One of the escaped slaves that night was William B. Gould, a 24-year old plasterer who worked on the Bellamy Mansion. What is known of the daring escape is based on Gould’s diary. The slaves’ goal was to reach the Union blockading ships and thus gain freedom. At one point, they had to pass directly beneath Fort Caswell, a Confederate stronghold heavily armed to keep Union naval forces out of Wilmington harbor. Escapees aboard all three ships ultimately were picked up by Union ships. Gould went on to serve aboard two ships in the U.S. Navy.

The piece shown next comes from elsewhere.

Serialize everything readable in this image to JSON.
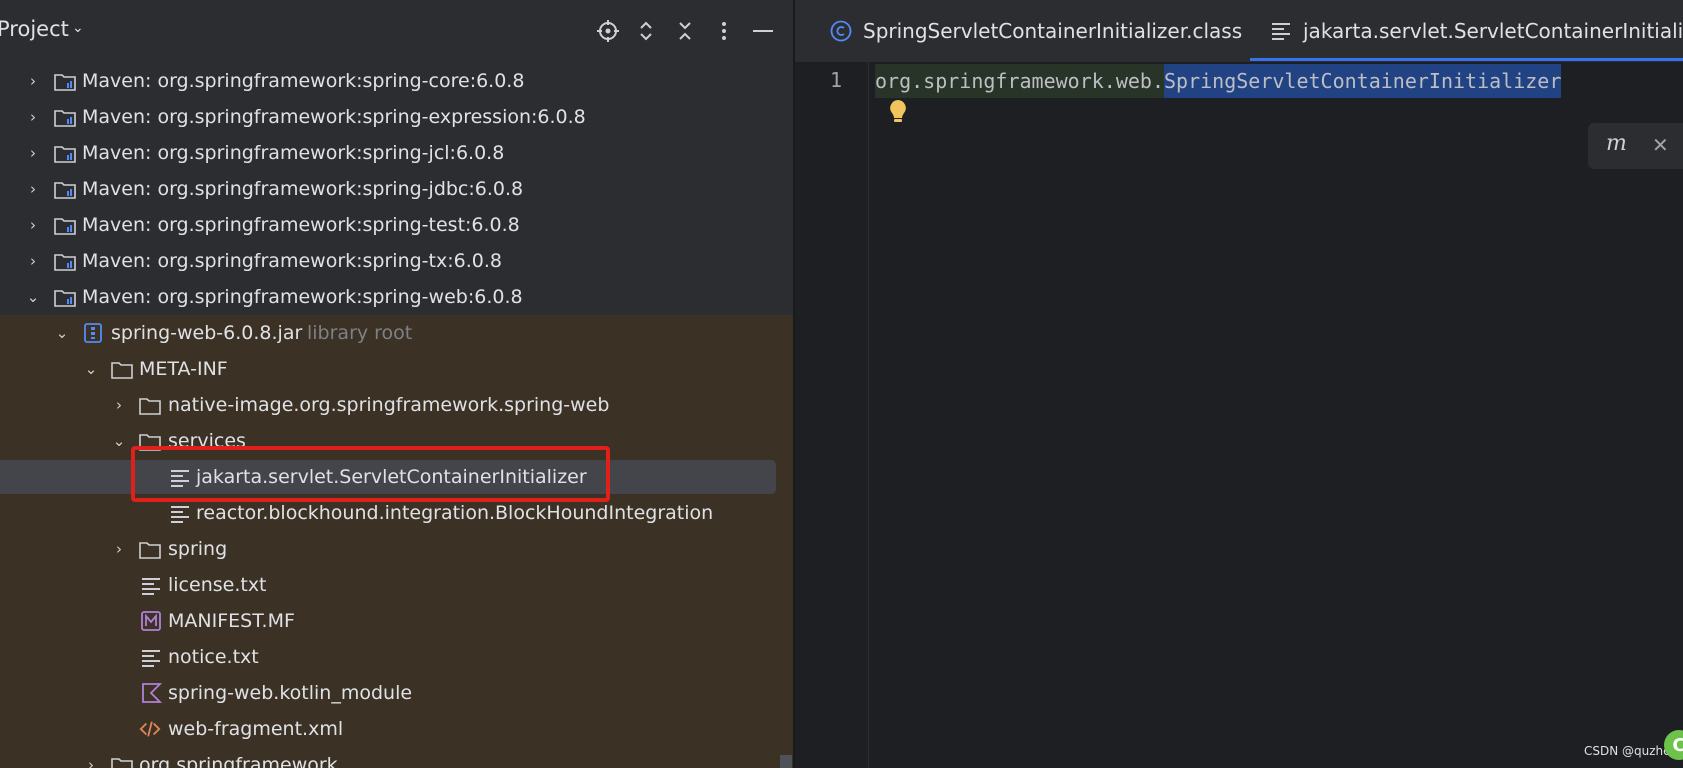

His diary—the only known diary of a black soldier during the Civil War who was a former slave—provides a unique insight into the Maritime Underground Railroad and the day-to-day life of a former slave fighting to secure freedom for himself.
ON THIS DAY IN HISTORY: September
22: In 1862, President Lincoln issued the preliminary Emancipation Proclamation, declaring all slaves in rebel states should be free as of Jan. 1, 1863.